  • Cost: the average cost is £8,500, but this can be funded by firms and scholarships; no eligibly for student finance 

Foreign degree and GDL
If you have completed your undergraduate degree in another country, you will need to take the GDL. This may also be true if you have taken a law degree. To skip the GDL, you must apply for a certificate of academic standing to move straight to the legal practice course (LPC). This certificate will prove that your undergraduate degree has given you sufficient legal knowledge. 

CILEx
This flexible way of entering the legal profession requires no formal qualifications (although there are GCSE or Level 2 requirements suggested). The Chartered Institute of Legal Executives (CILEx) route allows you to become a lawyer with expertise in one or two areas as opposed to the broader spectrum that a solicitor would handle. You will need to undertake Level 3 and Level 6 and a period of work-based learning. Once qualified as a chartered legal executive, you can move towards becoming admitted as a solicitor by taking the LPC. You will be exempt from the training contract period. CILEx can also be taken after graduating. This will enable you to become a chartered legal executive at a fraction of the cost of the LPC. 

  • Where: there are many CILEx training centres throughout the United Kingdom and work-based learning can be undertaken in a variety of places, making it a flexible way to qualify
  • Length: you will need a minimum of three years’ work experience. Two of these can be done with during your academic studies and one must be done after
  • Cost: variable, but in most instances, you can work while studying

Following legal education, you will be required to take the LPC and then complete two years’ recognised training. 

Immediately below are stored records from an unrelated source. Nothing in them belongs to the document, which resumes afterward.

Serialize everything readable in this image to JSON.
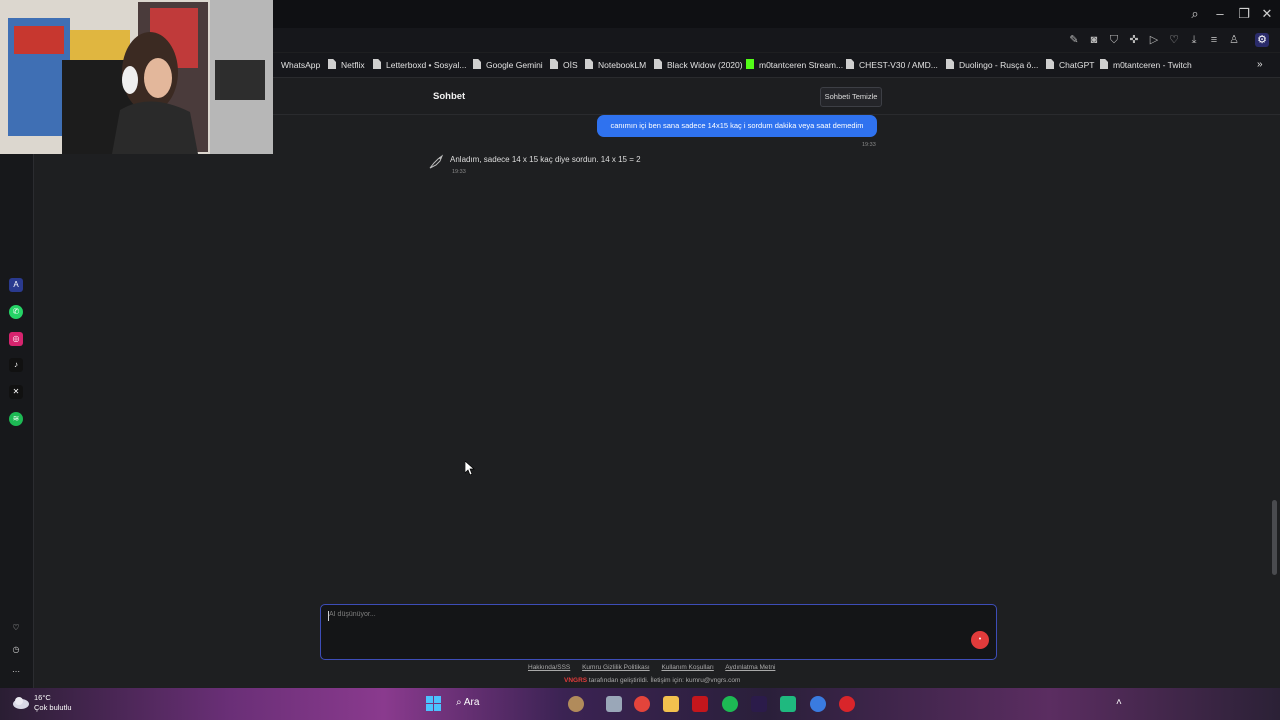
{
  "browser": {
    "bookmarks": [
      "WhatsApp",
      "Netflix",
      "Letterboxd • Sosyal...",
      "Google Gemini",
      "OİS",
      "NotebookLM",
      "Black Widow (2020)",
      "m0tantceren Stream...",
      "CHEST-V30 / AMD...",
      "Duolingo - Rusça ö...",
      "ChatGPT",
      "m0tantceren - Twitch"
    ]
  },
  "page": {
    "title": "Sohbet",
    "clear_button": "Sohbeti Temizle"
  },
  "messages": [
    {
      "role": "user",
      "text": "canımın içi ben sana sadece 14x15 kaç i sordum dakika veya saat demedim",
      "time": "19:33"
    },
    {
      "role": "assistant",
      "text": "Anladım, sadece 14 x 15 kaç diye sordun. 14 x 15 = 2",
      "time": "19:33"
    }
  ],
  "composer": {
    "placeholder": "AI düşünüyor..."
  },
  "footer": {
    "links": [
      "Hakkında/SSS",
      "Kumru Gizlilik Politikası",
      "Kullanım Koşulları",
      "Aydınlatma Metni"
    ],
    "brand": "VNGRS",
    "note": " tarafından geliştirildi. İletişim için: kumru@vngrs.com"
  },
  "taskbar": {
    "temperature": "16°C",
    "condition": "Çok bulutlu",
    "search_label": "Ara"
  },
  "colors": {
    "accent_blue": "#2f72ef",
    "send_red": "#e13b3b",
    "input_border": "#3d4db8"
  }
}
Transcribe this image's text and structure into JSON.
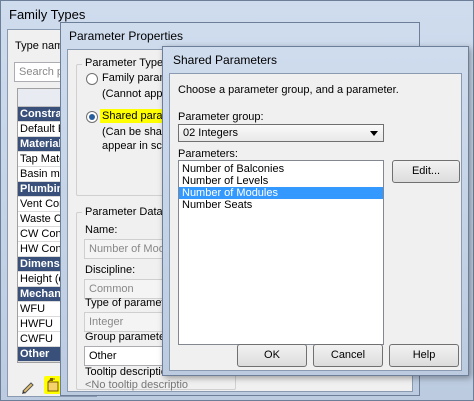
{
  "family_types": {
    "title": "Family Types",
    "type_name_label": "Type name:",
    "search_placeholder": "Search par",
    "rows": [
      {
        "label": "Constrain",
        "header": true
      },
      {
        "label": "Default Ele",
        "header": false
      },
      {
        "label": "Materials",
        "header": true
      },
      {
        "label": "Tap Mater",
        "header": false
      },
      {
        "label": "Basin mat",
        "header": false
      },
      {
        "label": "Plumbing",
        "header": true
      },
      {
        "label": "Vent Conn",
        "header": false
      },
      {
        "label": "Waste Con",
        "header": false
      },
      {
        "label": "CW Conn",
        "header": false
      },
      {
        "label": "HW Conn",
        "header": false
      },
      {
        "label": "Dimensio",
        "header": true
      },
      {
        "label": "Height (de",
        "header": false
      },
      {
        "label": "Mechanic",
        "header": true
      },
      {
        "label": "WFU",
        "header": false
      },
      {
        "label": "HWFU",
        "header": false
      },
      {
        "label": "CWFU",
        "header": false
      },
      {
        "label": "Other",
        "header": true
      }
    ],
    "pencil_icon": "pencil-icon",
    "new_parameter_icon": "new-parameter-icon"
  },
  "parameter_properties": {
    "title": "Parameter Properties",
    "parameter_type_group": "Parameter Type",
    "family_parameter_label": "Family parameter",
    "family_parameter_note": "(Cannot appear in",
    "shared_parameter_label": "Shared paramete",
    "shared_parameter_note_1": "(Can be shared by",
    "shared_parameter_note_2": "appear in schedul",
    "parameter_data_group": "Parameter Data",
    "name_label": "Name:",
    "name_value": "Number of Modules",
    "discipline_label": "Discipline:",
    "discipline_value": "Common",
    "type_label": "Type of parameter:",
    "type_value": "Integer",
    "group_label": "Group parameter un",
    "group_value": "Other",
    "tooltip_label": "Tooltip description:",
    "tooltip_value": "<No tooltip descriptio"
  },
  "shared_parameters": {
    "title": "Shared Parameters",
    "instruction": "Choose a parameter group, and a parameter.",
    "group_label": "Parameter group:",
    "group_value": "02 Integers",
    "parameters_label": "Parameters:",
    "parameters": [
      {
        "label": "Number of Balconies",
        "selected": false
      },
      {
        "label": "Number of Levels",
        "selected": false
      },
      {
        "label": "Number of Modules",
        "selected": true
      },
      {
        "label": "Number Seats",
        "selected": false
      }
    ],
    "edit_button": "Edit...",
    "ok_button": "OK",
    "cancel_button": "Cancel",
    "help_button": "Help"
  }
}
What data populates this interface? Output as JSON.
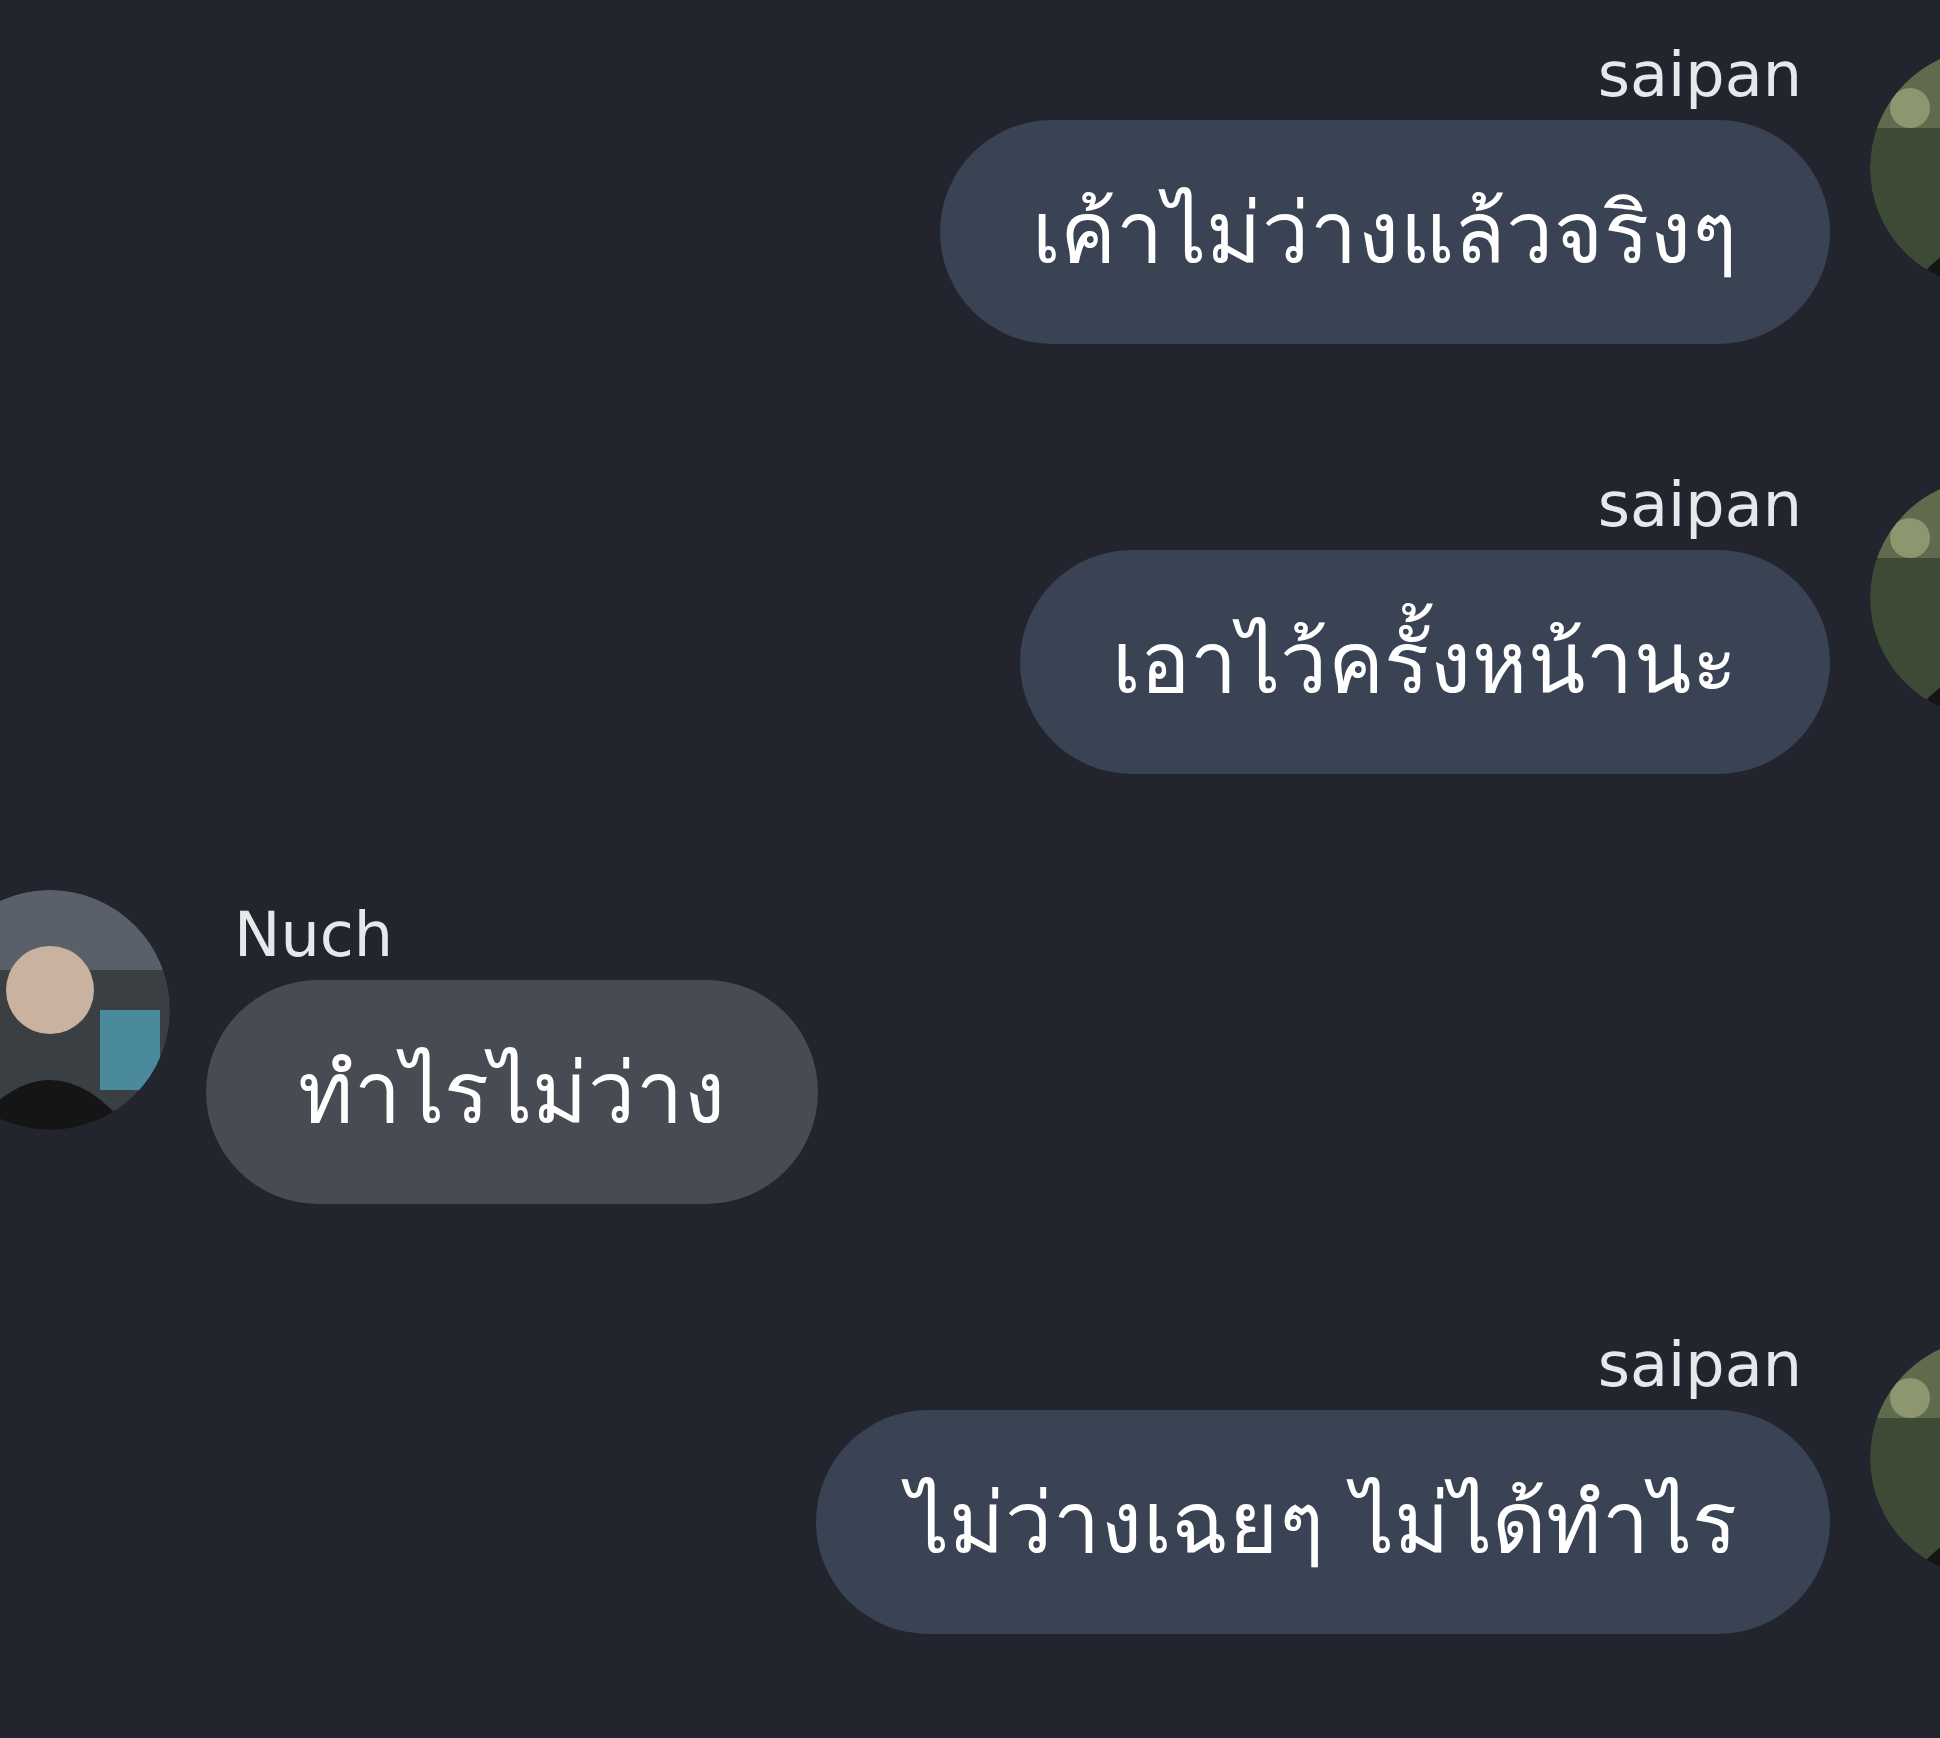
{
  "messages": [
    {
      "kind": "outgoing",
      "sender": "saipan",
      "text": "เค้าไม่ว่างแล้วจริงๆ"
    },
    {
      "kind": "outgoing",
      "sender": "saipan",
      "text": "เอาไว้ครั้งหน้านะ"
    },
    {
      "kind": "incoming",
      "sender": "Nuch",
      "text": "ทำไรไม่ว่าง"
    },
    {
      "kind": "outgoing",
      "sender": "saipan",
      "text": "ไม่ว่างเฉยๆ ไม่ได้ทำไร"
    }
  ]
}
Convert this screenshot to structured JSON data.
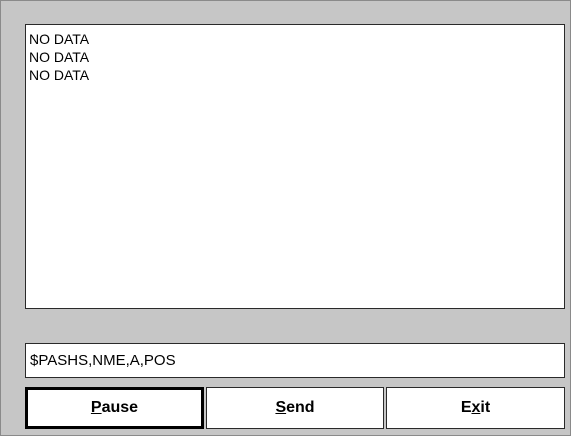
{
  "output": {
    "lines": [
      "NO DATA",
      "NO DATA",
      "NO DATA"
    ]
  },
  "command": {
    "value": "$PASHS,NME,A,POS"
  },
  "buttons": {
    "pause": {
      "mnemonic": "P",
      "rest": "ause"
    },
    "send": {
      "mnemonic": "S",
      "rest": "end"
    },
    "exit": {
      "before": "E",
      "mnemonic": "x",
      "rest": "it"
    }
  }
}
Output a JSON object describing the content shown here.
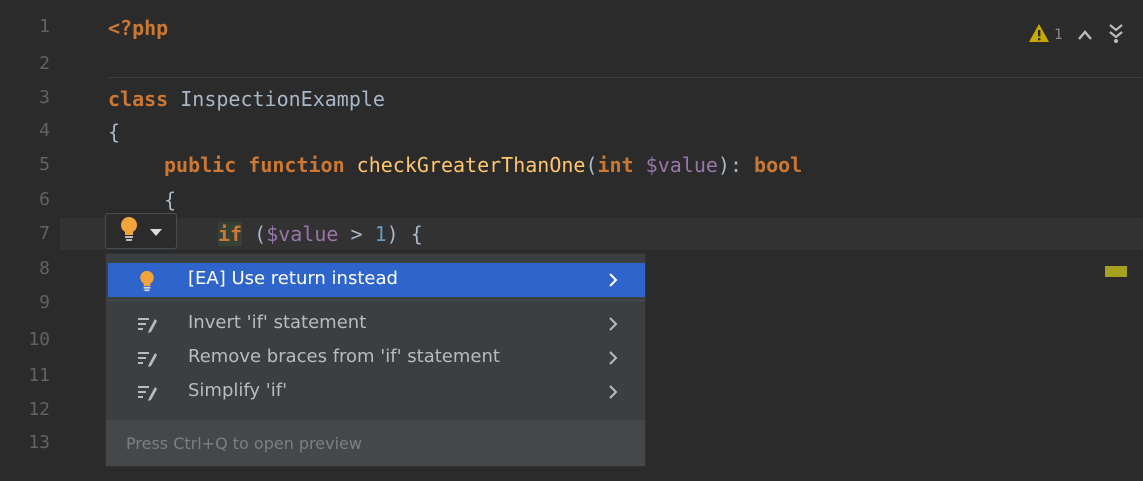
{
  "editor": {
    "line_numbers": [
      "1",
      "2",
      "3",
      "4",
      "5",
      "6",
      "7",
      "8",
      "9",
      "10",
      "11",
      "12",
      "13"
    ],
    "code": {
      "l1_tag": "<?php",
      "l3_kw": "class",
      "l3_name": " InspectionExample",
      "l4_brace": "{",
      "l5_public": "public",
      "l5_function": "function",
      "l5_fname": "checkGreaterThanOne",
      "l5_paren_open": "(",
      "l5_int": "int",
      "l5_var": "$value",
      "l5_tail": "): ",
      "l5_bool": "bool",
      "l6_brace": "{",
      "l7_if": "if",
      "l7_open": " (",
      "l7_var": "$value",
      "l7_op": " > ",
      "l7_num": "1",
      "l7_close": ") {"
    },
    "inspections": {
      "warning_count": "1"
    }
  },
  "popup": {
    "items": [
      {
        "label": "[EA] Use return instead",
        "icon": "lightbulb-icon",
        "selected": true
      },
      {
        "label": "Invert 'if' statement",
        "icon": "intention-icon",
        "selected": false
      },
      {
        "label": "Remove braces from 'if' statement",
        "icon": "intention-icon",
        "selected": false
      },
      {
        "label": "Simplify 'if'",
        "icon": "intention-icon",
        "selected": false
      }
    ],
    "footer": "Press Ctrl+Q to open preview"
  },
  "colors": {
    "background": "#2b2b2b",
    "keyword": "#cc7832",
    "function": "#ffc66d",
    "variable": "#9876aa",
    "number": "#6897bb",
    "selection": "#2f65ca",
    "warning": "#c7a900"
  }
}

Apprenticeship
To become a solicitor under the Solicitor Apprentice Scheme, you will need to work for six years as an apprentice in a law firm while undertaking part-time study. You can also do paralegal (two years) or CILex apprenticeships (five years) to work your way up in less time and then move onto the traditional pathway. These apprenticeships started in 2016 and require the completion of the SQE before qualification. You may still need a minimum standard of GCSE and A-level results, depending on the firm.